Dr. Destenie Nock

Dr. Destenie Nock

Title of talk:
Energy Limiting Behavior a Hidden Form of Energy Poverty

Talk Abstract:
Income-based energy poverty metrics miss people's behavior patterns, particularly those who reduce their energy consumption to limit financial stress. Using a residential electricity consumption dataset, we determine the outdoor temperature at which households start using home cooling systems. Using this inflection temperature, we calculate the relative energy poverty within a region, which we define as the energy equity gap. In our study region, we find that the energy equity gap between low and high-income groups ranges from 4.7°F to 7.5°F. In 2015-2016, within our population of 4,577 households, we found 86 energy-poor and 214 energy-insecure, meaning they are at risk of heat-related illness and death. In contrast traditional income-based energy poverty metric identified just 141 households as energy insecure. Only three households were defined as energy-poor or energy-insecure by both our temperature-based measure and the traditional income-based measure. This minimal overlap shows the value of considering consumer behavior when identifying energy poverty and energy insecurity.

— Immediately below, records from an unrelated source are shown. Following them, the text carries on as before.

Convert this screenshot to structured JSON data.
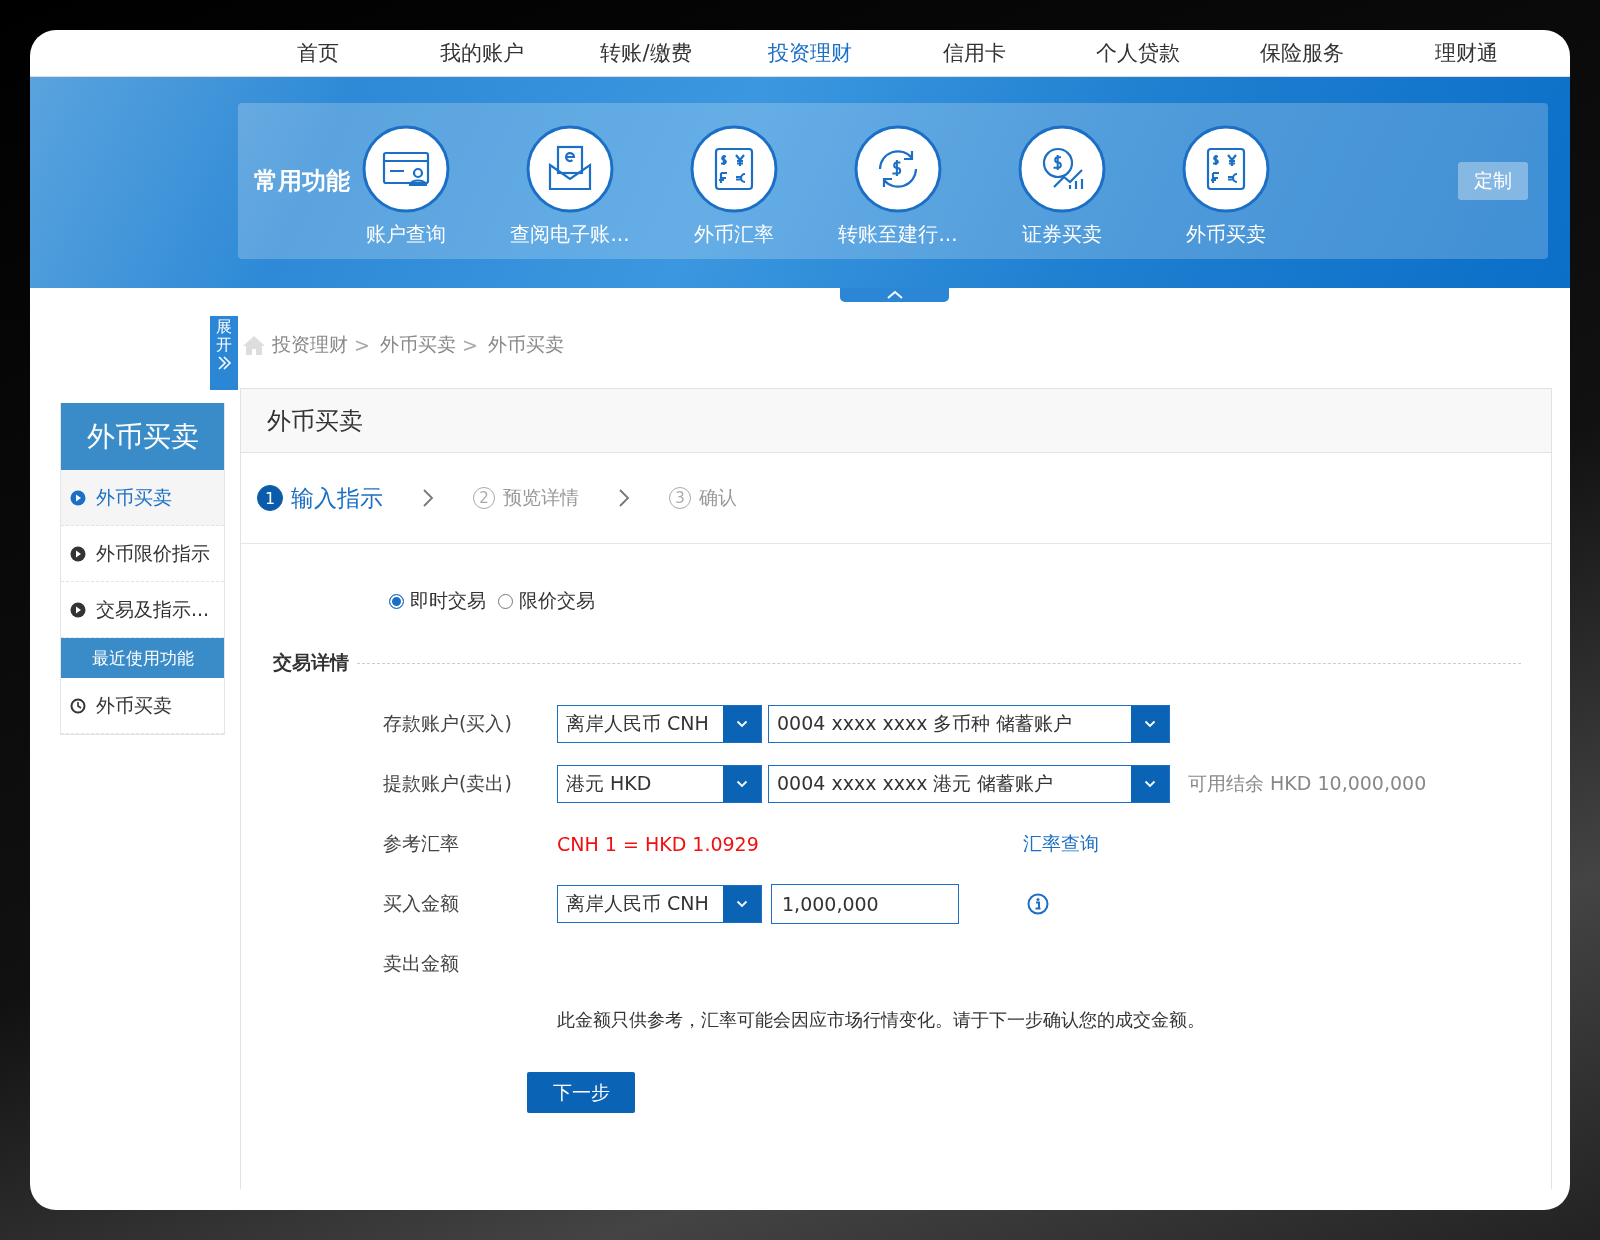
{
  "nav": [
    {
      "label": "首页",
      "selected": false
    },
    {
      "label": "我的账户",
      "selected": false
    },
    {
      "label": "转账/缴费",
      "selected": false
    },
    {
      "label": "投资理财",
      "selected": true
    },
    {
      "label": "信用卡",
      "selected": false
    },
    {
      "label": "个人贷款",
      "selected": false
    },
    {
      "label": "保险服务",
      "selected": false
    },
    {
      "label": "理财通",
      "selected": false
    }
  ],
  "quick_panel": {
    "title": "常用功能",
    "customize_button": "定制",
    "items": [
      {
        "label": "账户查询",
        "kind": "card"
      },
      {
        "label": "查阅电子账...",
        "kind": "envelope"
      },
      {
        "label": "外币汇率",
        "kind": "currency"
      },
      {
        "label": "转账至建行...",
        "kind": "exchange"
      },
      {
        "label": "证券买卖",
        "kind": "chart"
      },
      {
        "label": "外币买卖",
        "kind": "currency"
      }
    ]
  },
  "expand_tab": {
    "label": "展开"
  },
  "breadcrumb": {
    "separator": ">",
    "items": [
      "投资理财",
      "外币买卖",
      "外币买卖"
    ]
  },
  "sidebar": {
    "title": "外币买卖",
    "items": [
      {
        "label": "外币买卖",
        "selected": true
      },
      {
        "label": "外币限价指示",
        "selected": false
      },
      {
        "label": "交易及指示...",
        "selected": false
      }
    ],
    "recent_title": "最近使用功能",
    "recent_items": [
      {
        "label": "外币买卖"
      }
    ]
  },
  "page_title": "外币买卖",
  "steps": [
    {
      "number": "1",
      "label": "输入指示",
      "selected": true
    },
    {
      "number": "2",
      "label": "预览详情",
      "selected": false
    },
    {
      "number": "3",
      "label": "确认",
      "selected": false
    }
  ],
  "trade_type": [
    {
      "label": "即时交易",
      "selected": true
    },
    {
      "label": "限价交易",
      "selected": false
    }
  ],
  "section_title": "交易详情",
  "deposit_account": {
    "label": "存款账户(买入)",
    "currency": "离岸人民币 CNH",
    "account": "0004 xxxx xxxx 多币种 储蓄账户"
  },
  "withdraw_account": {
    "label": "提款账户(卖出)",
    "currency": "港元 HKD",
    "account": "0004 xxxx xxxx 港元 储蓄账户",
    "balance": "可用结余 HKD 10,000,000"
  },
  "rate": {
    "label": "参考汇率",
    "value": "CNH 1 = HKD 1.0929",
    "link": "汇率查询"
  },
  "buy_amount": {
    "label": "买入金额",
    "currency": "离岸人民币 CNH",
    "value": "1,000,000"
  },
  "sell_amount": {
    "label": "卖出金额"
  },
  "note": "此金额只供参考，汇率可能会因应市场行情变化。请于下一步确认您的成交金额。",
  "next_button": "下一步"
}
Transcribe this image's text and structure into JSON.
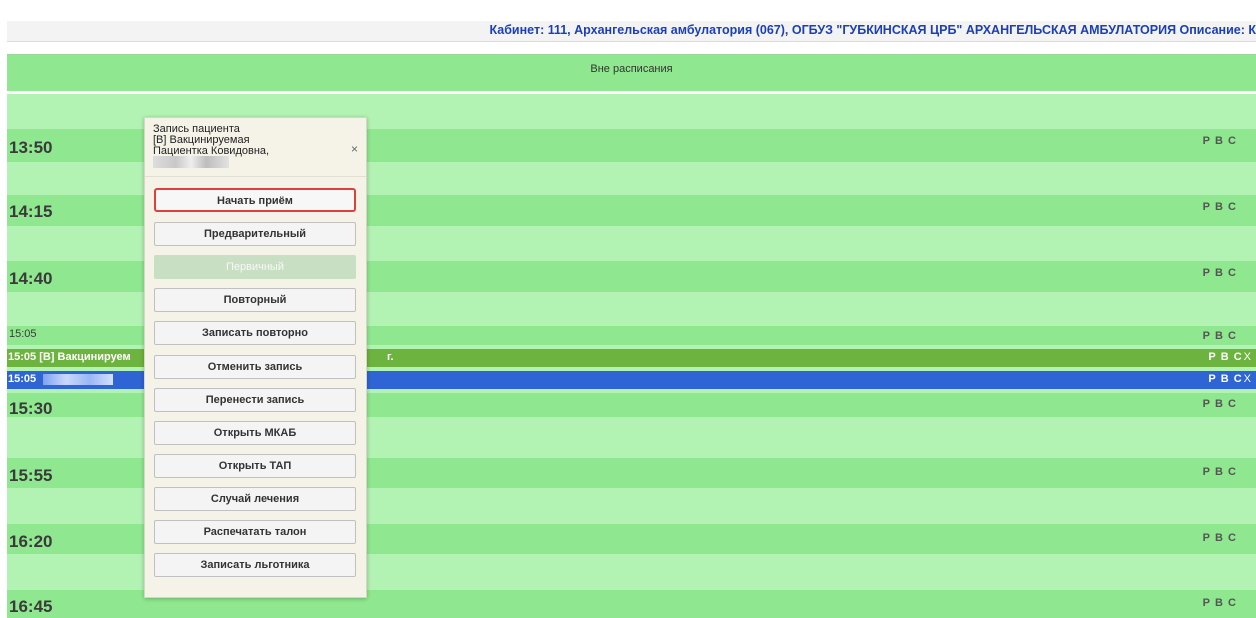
{
  "header": {
    "text": "Кабинет: 111, Архангельская амбулатория (067), ОГБУЗ \"ГУБКИНСКАЯ ЦРБ\" АРХАНГЕЛЬСКАЯ АМБУЛАТОРИЯ Описание: К"
  },
  "unscheduled": {
    "label": "Вне расписания"
  },
  "slots": [
    {
      "time": "13:50",
      "rvs": "Р В С"
    },
    {
      "time": "14:15",
      "rvs": "Р В С"
    },
    {
      "time": "14:40",
      "rvs": "Р В С"
    },
    {
      "time": "15:05",
      "rvs": "Р В С"
    },
    {
      "time": "15:30",
      "rvs": "Р В С"
    },
    {
      "time": "15:55",
      "rvs": "Р В С"
    },
    {
      "time": "16:20",
      "rvs": "Р В С"
    },
    {
      "time": "16:45",
      "rvs": "Р В С"
    }
  ],
  "appointments": [
    {
      "label": "15:05 [В] Вакцинируем",
      "tail": "г.",
      "rvs": "Р В С",
      "close": "X",
      "color": "#6db33f"
    },
    {
      "label": "15:05",
      "rvs": "Р В С",
      "close": "X",
      "color": "#2f64d4"
    }
  ],
  "popup": {
    "title_line1": "Запись пациента",
    "title_line2": "[В] Вакцинируемая",
    "title_line3": "Пациентка Ковидовна,",
    "close": "×",
    "buttons": {
      "start": "Начать приём",
      "preliminary": "Предварительный",
      "primary": "Первичный",
      "repeat": "Повторный",
      "record_again": "Записать повторно",
      "cancel": "Отменить запись",
      "move": "Перенести запись",
      "open_mkab": "Открыть МКАБ",
      "open_tap": "Открыть ТАП",
      "treatment_case": "Случай лечения",
      "print_ticket": "Распечатать талон",
      "record_beneficiary": "Записать льготника"
    }
  }
}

Speaker bio:
Dr. Destenie Nock is a leader in energy justice, energy justice, and sustainable energy transition trade-off analysis. In her role as an Assistant Professor in Civil & Environmental Engineering (CEE), and Engineering and Public Policy (EPP) she creates optimization and decision analysis tools which evaluate the sustainability, equity, and reliability of power systems in the US and Sub-Saharan Africa. In another project she is creating a new measure of energy poverty to help utility companies identify energy limiting behavior in low-income households, a hidden form of energy poverty. Dr. Nock is also the CEO of Peoples Energy Analytics, a data driven company which uses energy analytics to identify energy poverty in vulnerable households. She is also the CSO of DevvStream. Prior to her current position at CMU, Dr. Nock received her PhD in Industrial Engineering and Operations Research from the University of Massachusetts Amherst. She earned a MSc in Leadership for Sustainable Development at Queen's University of Belfast, and two BS degrees in Electrical Engineering and Applied Math at North Carolina A&T State University. She is the creator of the Black Electricity Blog site which posts articles about graduate and undergraduate advice, and research updates in energy and sustainability.